Keep Quiet, Ask Questions to Woo Prospects
In a recent survey of buyers of professional services, RainToday.com found that listening skills were considered to be lacking among service providers when it comes to the sales pitch. "Service provider did not listen to me" was ranked as one of the top problems, while "service provider talked too much" ranked fourth on the list. General Manager of RainToday Erica Stritch offers some tips on how providers can shake off this less-than-ideal stigma. Stritch presents two examples of a sales pitch, the first being a traditional "pitch" and the second she titles a "conversation." Click here for her examples, and read why the "conversation" approach is the strategy salespeople should use, and why. Additionally, Stritch emphasizes the importance of asking questions.

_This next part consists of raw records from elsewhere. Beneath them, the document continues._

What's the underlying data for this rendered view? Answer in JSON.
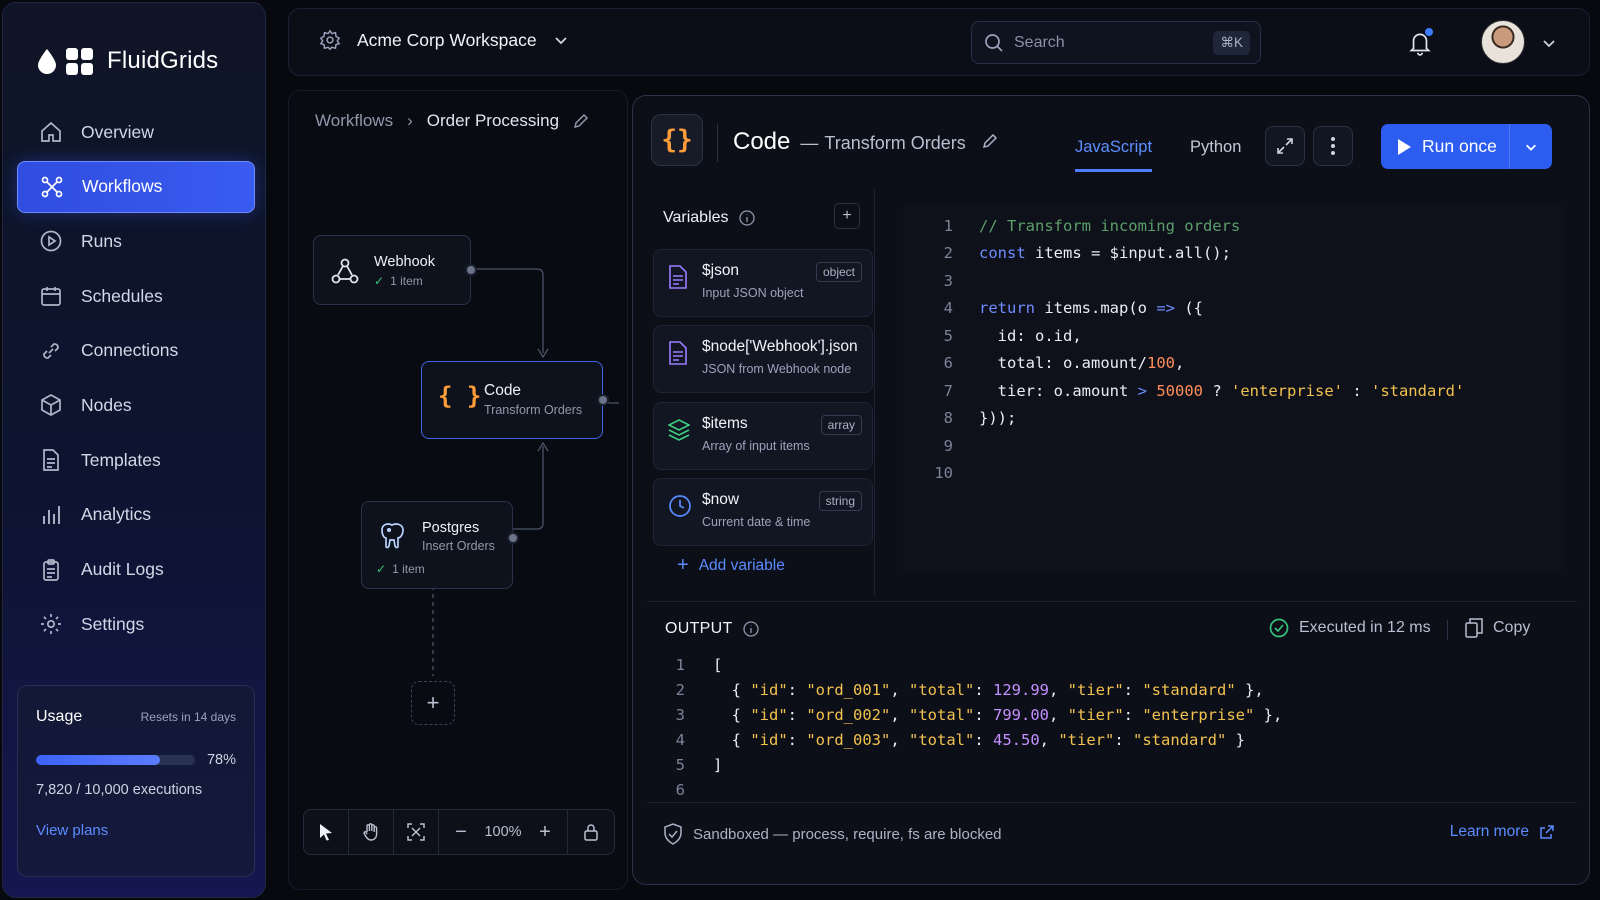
{
  "brand": {
    "name": "FluidGrids"
  },
  "sidebar": {
    "items": [
      {
        "label": "Overview",
        "icon": "home-icon"
      },
      {
        "label": "Workflows",
        "icon": "workflow-icon",
        "active": true
      },
      {
        "label": "Runs",
        "icon": "play-circle-icon"
      },
      {
        "label": "Schedules",
        "icon": "calendar-icon"
      },
      {
        "label": "Connections",
        "icon": "link-icon"
      },
      {
        "label": "Nodes",
        "icon": "cube-icon"
      },
      {
        "label": "Templates",
        "icon": "document-icon"
      },
      {
        "label": "Analytics",
        "icon": "bar-chart-icon"
      },
      {
        "label": "Audit Logs",
        "icon": "clipboard-icon"
      },
      {
        "label": "Settings",
        "icon": "gear-icon"
      }
    ]
  },
  "usage": {
    "title": "Usage",
    "reset": "Resets in 14 days",
    "percent_label": "78%",
    "percent": 0.78,
    "count": "7,820 / 10,000 executions",
    "link": "View plans"
  },
  "topbar": {
    "workspace": "Acme Corp Workspace",
    "search_placeholder": "Search",
    "shortcut": "⌘K"
  },
  "canvas": {
    "breadcrumb": {
      "root": "Workflows",
      "current": "Order Processing"
    },
    "nodes": {
      "webhook": {
        "title": "Webhook",
        "status": "1 item"
      },
      "code": {
        "title": "Code",
        "subtitle": "Transform Orders"
      },
      "postgres": {
        "title": "Postgres",
        "subtitle": "Insert Orders",
        "status": "1 item"
      }
    },
    "zoom": "100%"
  },
  "panel": {
    "title": "Code",
    "dash": "—",
    "subtitle": "Transform Orders",
    "tabs": [
      {
        "label": "JavaScript",
        "active": true
      },
      {
        "label": "Python"
      }
    ],
    "run_label": "Run once",
    "variables": {
      "title": "Variables",
      "items": [
        {
          "name": "$json",
          "desc": "Input JSON object",
          "type": "object",
          "icon": "document-icon"
        },
        {
          "name": "$node['Webhook'].json",
          "desc": "JSON from Webhook node",
          "type": "",
          "icon": "document-icon"
        },
        {
          "name": "$items",
          "desc": "Array of input items",
          "type": "array",
          "icon": "layers-icon"
        },
        {
          "name": "$now",
          "desc": "Current date & time",
          "type": "string",
          "icon": "clock-icon"
        }
      ],
      "add_label": "Add variable"
    },
    "code_lines": [
      "// Transform incoming orders",
      "const items = $input.all();",
      "",
      "return items.map(o => ({",
      "  id: o.id,",
      "  total: o.amount/100,",
      "  tier: o.amount > 50000 ? 'enterprise' : 'standard'",
      "}));",
      "",
      ""
    ],
    "output": {
      "title": "OUTPUT",
      "exec": "Executed in 12 ms",
      "copy": "Copy",
      "lines": [
        "[",
        "  { \"id\": \"ord_001\", \"total\": 129.99, \"tier\": \"standard\" },",
        "  { \"id\": \"ord_002\", \"total\": 799.00, \"tier\": \"enterprise\" },",
        "  { \"id\": \"ord_003\", \"total\": 45.50, \"tier\": \"standard\" }",
        "]",
        ""
      ]
    },
    "footer": {
      "sandbox": "Sandboxed — process, require, fs are blocked",
      "learn": "Learn more"
    }
  },
  "colors": {
    "accent": "#2c5cf0",
    "link": "#5b8cff",
    "code_icon": "#ff9d3a",
    "success": "#36c47a"
  }
}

While this starts off with the salesperson speaking, it opens up the opportunity for the prospect to take center stage. "Asking great questions-the types of questions that get your prospects talking about their challenges, hopes, and desires-is critical to learning how to listen," she writes. "Asking questions can allow you to not only uncover needs, but to establish your credibility by giving yourself an opening to share expertise and relevant experience seamlessly." Learning when to speak up, and when to listen, is key to establishing a healthy business relationship in which the prospect feels heard and understood, and it allows insight into the prospect’s needs and the best ways for your business to meet those needs.